WORKING DATA.
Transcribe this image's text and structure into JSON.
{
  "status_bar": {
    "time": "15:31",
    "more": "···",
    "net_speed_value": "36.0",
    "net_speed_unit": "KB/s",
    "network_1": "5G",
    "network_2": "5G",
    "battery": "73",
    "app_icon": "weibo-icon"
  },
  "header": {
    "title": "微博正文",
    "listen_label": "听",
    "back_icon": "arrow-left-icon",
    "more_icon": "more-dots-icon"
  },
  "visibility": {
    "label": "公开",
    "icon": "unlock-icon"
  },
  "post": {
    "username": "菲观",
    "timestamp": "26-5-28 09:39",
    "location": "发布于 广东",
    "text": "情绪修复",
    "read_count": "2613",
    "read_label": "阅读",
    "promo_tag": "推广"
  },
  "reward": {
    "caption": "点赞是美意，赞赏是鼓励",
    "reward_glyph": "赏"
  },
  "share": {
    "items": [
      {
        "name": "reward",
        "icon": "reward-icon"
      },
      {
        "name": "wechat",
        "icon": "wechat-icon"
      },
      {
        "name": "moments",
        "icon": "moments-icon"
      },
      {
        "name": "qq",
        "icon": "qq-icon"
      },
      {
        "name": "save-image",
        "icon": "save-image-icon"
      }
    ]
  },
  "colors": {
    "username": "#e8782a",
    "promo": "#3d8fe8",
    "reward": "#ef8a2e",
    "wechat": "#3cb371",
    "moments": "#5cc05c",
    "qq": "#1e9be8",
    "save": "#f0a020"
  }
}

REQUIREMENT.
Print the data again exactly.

YOUR SOLUTION.
Transcribe this image's text and structure into JSON.
{
  "status_bar": {
    "time": "15:31",
    "more": "···",
    "net_speed_value": "36.0",
    "net_speed_unit": "KB/s",
    "network_1": "5G",
    "network_2": "5G",
    "battery": "73",
    "app_icon": "weibo-icon"
  },
  "header": {
    "title": "微博正文",
    "listen_label": "听",
    "back_icon": "arrow-left-icon",
    "more_icon": "more-dots-icon"
  },
  "visibility": {
    "label": "公开",
    "icon": "unlock-icon"
  },
  "post": {
    "username": "菲观",
    "timestamp": "26-5-28 09:39",
    "location": "发布于 广东",
    "text": "情绪修复",
    "read_count": "2613",
    "read_label": "阅读",
    "promo_tag": "推广"
  },
  "reward": {
    "caption": "点赞是美意，赞赏是鼓励",
    "reward_glyph": "赏"
  },
  "share": {
    "items": [
      {
        "name": "reward",
        "icon": "reward-icon"
      },
      {
        "name": "wechat",
        "icon": "wechat-icon"
      },
      {
        "name": "moments",
        "icon": "moments-icon"
      },
      {
        "name": "qq",
        "icon": "qq-icon"
      },
      {
        "name": "save-image",
        "icon": "save-image-icon"
      }
    ]
  },
  "colors": {
    "username": "#e8782a",
    "promo": "#3d8fe8",
    "reward": "#ef8a2e",
    "wechat": "#3cb371",
    "moments": "#5cc05c",
    "qq": "#1e9be8",
    "save": "#f0a020"
  }
}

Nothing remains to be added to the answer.